(This derives the basic statistical model: General speaking, biology journals do not like mathematical derivations, but this one allowed us to put a mathematical proof in an Appendix.)

2. Hartl, D. L., E. N. Moriyama, and S. A. Sawyer (1994) Selection intensity for codon bias. Genetics 138, 227--234.

(This applies the same theory to a slightly different problem, namely the tendency for different DNA variants to show the effects of selection in some cases even though they produce exactly the same gene product.)

3. Bustamante, Carlos, Rasmus Nielsen, Stanley A. Sawyer, Kenneth M. Olsen, Michael D. Purugganan, and Daniel L. Hartl (2002) The cost of inbreeding in Arabidopsis. Nature 416, 531--534.

(This applies the MCMC theory to a simple model of selection in which all new mutations of genes of a particular type (for example, for a particular enzyme) are either (i) immediately lethal or nearly lethal, and so can be ignored, or else (ii) have exactly the same selective advantage or disadvantage. This model is not realistic, but the single estimated selection coefficient for a particular gene might be an average selection coefficient of some kind. The conclusion was that two Drosophila species appeared to be positively evolving but that two weedy species (Arabidopsis) were going downhill.)

Technically, MECCAH is being used to investigate more realistic models of the selective effect of mutations --- for example, so that mutations within a given locus can have a range of selective effects. In particular, mutations that separate two species should have different average selective effects than mutations that are polymorphic within one or both species. Mutations in the first class are more likely to be advantageous than mutations that are present in two forms in a sample.

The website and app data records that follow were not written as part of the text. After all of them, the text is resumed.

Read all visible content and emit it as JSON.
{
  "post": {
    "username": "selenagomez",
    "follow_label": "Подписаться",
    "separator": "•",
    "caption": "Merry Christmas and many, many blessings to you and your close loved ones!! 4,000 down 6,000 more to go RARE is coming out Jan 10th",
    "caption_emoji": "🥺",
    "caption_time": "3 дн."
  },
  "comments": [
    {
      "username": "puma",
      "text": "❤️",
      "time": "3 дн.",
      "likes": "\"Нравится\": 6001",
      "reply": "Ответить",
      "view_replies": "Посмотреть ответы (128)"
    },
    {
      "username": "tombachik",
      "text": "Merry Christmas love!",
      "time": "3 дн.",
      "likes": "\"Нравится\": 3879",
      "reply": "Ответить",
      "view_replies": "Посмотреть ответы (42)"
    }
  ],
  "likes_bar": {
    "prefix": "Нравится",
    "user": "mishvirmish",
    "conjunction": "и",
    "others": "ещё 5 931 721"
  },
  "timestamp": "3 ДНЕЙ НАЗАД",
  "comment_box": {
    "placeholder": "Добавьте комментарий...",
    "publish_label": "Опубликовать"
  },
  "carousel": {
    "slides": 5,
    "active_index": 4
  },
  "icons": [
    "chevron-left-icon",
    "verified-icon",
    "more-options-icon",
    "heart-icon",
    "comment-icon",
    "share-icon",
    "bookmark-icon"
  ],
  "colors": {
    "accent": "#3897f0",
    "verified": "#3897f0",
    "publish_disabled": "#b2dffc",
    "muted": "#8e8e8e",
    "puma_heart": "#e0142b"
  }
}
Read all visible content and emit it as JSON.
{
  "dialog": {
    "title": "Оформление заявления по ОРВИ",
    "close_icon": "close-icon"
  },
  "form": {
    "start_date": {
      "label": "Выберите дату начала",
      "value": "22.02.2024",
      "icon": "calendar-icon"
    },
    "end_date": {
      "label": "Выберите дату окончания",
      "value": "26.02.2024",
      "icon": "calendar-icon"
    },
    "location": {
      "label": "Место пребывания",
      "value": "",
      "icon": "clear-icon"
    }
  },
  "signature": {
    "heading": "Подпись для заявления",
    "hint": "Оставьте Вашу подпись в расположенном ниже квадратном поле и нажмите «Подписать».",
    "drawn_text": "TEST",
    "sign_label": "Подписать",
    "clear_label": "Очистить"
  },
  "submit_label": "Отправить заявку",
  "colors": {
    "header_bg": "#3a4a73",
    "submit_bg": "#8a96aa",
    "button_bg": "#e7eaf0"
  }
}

A model in which the selective advantage of new mutations within a given locus is normally distributed as opposed to being constant has led to the nicest results so far: Mutations that are polymorphic turn out to be chosen from the upper half of the normal distribution within a given locus, while mutations that become established in one of the two species come from the extreme upper tail of the normal distribution at that locus.

The robustness of the conclusions with respect to other changes in the statistical models to make them more biologically reasonable is also being investigated.